Using data from over 500 semi-structured interviews with over 800 school leaders, teachers, and students in the 40 ESI schools; additional interviews, observations, and document reviews from a sub-sample of seven exemplary ESI implementers; and survey data and administrative data from both ESI and comparator schools; Villavicencio dug for the answers to her questions.

“It was a massive undertaking with large amounts of data, and I definitely didn’t do this alone,” Villavicencio reflected. “A team of 20-30 research analysts, including the research alliance’s executive director, and countless students and teachers also offered a lot of their time to help make this evaluation possible.”

What did she find? While implementation was moderately strong for most ESI schools, ESI students did look different than comparator schools in terms of early college preparation. Yet there was no statistically-significant impacts on academic outcomes.

But that isn’t the whole story.

“While the impact was nil in terms of academic outcomes, we did see the impact that ESI had on school culture and student experience.”

These impacts included the adoption of culturally-responsive education, restorative approaches to discipline, and strong student relationships and teacher-student relationships through mentorship.
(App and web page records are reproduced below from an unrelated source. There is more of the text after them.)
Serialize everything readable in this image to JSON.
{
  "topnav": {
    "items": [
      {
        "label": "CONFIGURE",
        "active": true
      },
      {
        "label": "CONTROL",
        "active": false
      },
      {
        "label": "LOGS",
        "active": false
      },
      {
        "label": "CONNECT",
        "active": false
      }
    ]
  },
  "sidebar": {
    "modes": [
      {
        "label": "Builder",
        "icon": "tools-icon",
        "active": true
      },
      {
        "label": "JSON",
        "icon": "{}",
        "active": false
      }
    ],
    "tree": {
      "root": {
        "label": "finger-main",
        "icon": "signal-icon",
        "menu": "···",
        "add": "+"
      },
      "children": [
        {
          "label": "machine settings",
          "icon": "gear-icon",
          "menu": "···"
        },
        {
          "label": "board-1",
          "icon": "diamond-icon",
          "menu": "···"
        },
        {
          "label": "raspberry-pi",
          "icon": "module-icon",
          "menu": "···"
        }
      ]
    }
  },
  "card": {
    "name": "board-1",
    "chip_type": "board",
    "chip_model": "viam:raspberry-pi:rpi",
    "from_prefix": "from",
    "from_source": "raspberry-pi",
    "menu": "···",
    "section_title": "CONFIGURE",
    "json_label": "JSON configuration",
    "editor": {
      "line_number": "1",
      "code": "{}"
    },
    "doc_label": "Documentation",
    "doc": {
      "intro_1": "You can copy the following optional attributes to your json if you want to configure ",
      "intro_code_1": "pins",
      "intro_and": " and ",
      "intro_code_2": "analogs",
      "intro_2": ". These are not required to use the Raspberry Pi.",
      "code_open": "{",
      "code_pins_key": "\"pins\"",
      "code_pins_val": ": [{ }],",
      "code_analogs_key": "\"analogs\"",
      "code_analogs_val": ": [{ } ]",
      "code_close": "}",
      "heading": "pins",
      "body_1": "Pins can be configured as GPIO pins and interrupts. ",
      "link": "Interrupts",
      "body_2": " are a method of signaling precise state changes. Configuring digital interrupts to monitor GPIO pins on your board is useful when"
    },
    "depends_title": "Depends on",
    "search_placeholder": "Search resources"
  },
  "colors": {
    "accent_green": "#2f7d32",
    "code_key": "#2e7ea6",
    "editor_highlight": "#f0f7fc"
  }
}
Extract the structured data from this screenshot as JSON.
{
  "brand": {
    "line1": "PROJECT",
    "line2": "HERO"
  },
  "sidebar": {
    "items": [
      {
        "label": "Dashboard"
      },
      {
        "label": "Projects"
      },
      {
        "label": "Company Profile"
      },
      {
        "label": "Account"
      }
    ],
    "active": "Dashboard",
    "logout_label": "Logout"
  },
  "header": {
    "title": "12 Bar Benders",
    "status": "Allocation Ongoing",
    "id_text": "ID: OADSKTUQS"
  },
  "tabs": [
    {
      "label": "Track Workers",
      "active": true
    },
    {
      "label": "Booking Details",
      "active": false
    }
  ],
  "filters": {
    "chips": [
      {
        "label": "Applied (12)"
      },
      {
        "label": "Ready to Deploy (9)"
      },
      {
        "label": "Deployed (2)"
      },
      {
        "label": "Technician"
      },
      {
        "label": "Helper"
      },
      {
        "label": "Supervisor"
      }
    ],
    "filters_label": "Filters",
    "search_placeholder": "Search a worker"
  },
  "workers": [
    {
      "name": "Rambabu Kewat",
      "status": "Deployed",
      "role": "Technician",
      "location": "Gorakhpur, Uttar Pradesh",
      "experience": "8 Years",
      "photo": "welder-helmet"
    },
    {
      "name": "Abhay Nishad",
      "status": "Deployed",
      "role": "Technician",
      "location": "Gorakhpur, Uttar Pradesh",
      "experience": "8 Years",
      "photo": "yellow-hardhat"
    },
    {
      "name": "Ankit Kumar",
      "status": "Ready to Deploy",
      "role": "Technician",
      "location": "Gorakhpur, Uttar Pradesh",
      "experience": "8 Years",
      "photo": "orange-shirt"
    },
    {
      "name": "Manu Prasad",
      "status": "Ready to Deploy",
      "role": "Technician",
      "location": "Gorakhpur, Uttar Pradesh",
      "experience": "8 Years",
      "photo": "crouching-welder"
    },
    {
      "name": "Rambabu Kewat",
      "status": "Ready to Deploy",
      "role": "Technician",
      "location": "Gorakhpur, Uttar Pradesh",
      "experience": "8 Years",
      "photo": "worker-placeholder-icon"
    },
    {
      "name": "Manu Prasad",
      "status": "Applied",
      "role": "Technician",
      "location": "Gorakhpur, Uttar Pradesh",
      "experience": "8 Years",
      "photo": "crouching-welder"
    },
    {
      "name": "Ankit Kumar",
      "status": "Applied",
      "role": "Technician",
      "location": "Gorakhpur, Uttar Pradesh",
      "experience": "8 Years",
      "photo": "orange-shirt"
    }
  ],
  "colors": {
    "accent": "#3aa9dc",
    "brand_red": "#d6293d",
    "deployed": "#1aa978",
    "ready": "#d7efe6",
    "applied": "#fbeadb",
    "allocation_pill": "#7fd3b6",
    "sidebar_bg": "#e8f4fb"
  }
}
Additionally, Villavicencio documented a positive impact on self-reported measures of students’ sense of fair treatment and sense of belonging in school, as well as a positive impact on students’ interaction with adults to discuss their plans for the future.

“These are notable findings, given what we know about what Black and Latino boys often experience in their classrooms from a very young age.”

Some of what ESI did was change the conversation to think about celebrating the successes of these boys and their ancestors while providing students the space to process traumatic events together, like the killings of Tamir Rice, Michael Brown, and Eric Garner. As one 12th-grade ESI student offered:

“I think this program creates something you can’t get anywhere else...to have these guys every day that I came to school just made me want to come to school that much more because I got to be with my brothers. I got to be with my family."

Lessons learned

After reflecting on what worked and what didn’t in ESI, Villavicencio offered these lessons learned for those adopting similar programs in their schools and districts.

Aspects of ESI worth replicating:

- Focusing explicitly on racism while challenging deficit narratives

- Forming a coalition of stakeholders

- Building capacity in schools with ongoing support

- Shifting teachers’ mindsets, beliefs, and practices

- Improving school culture and relationships

- Investing in rigorous evaluation of programs

 

Aspects of ESI that weakened the potential for more robust results:

- A diffuse intervention

- Less attention to the academic domain

- Widespread participation over deep engagement

- Limited timeframe

 

For the full video of Dr. Villavicencio’s presentation, click here.

Dr. Villavicencio is an Assistant Professor at the University of California, Irvine and wrote the book Am I My Brother’s Keeper?.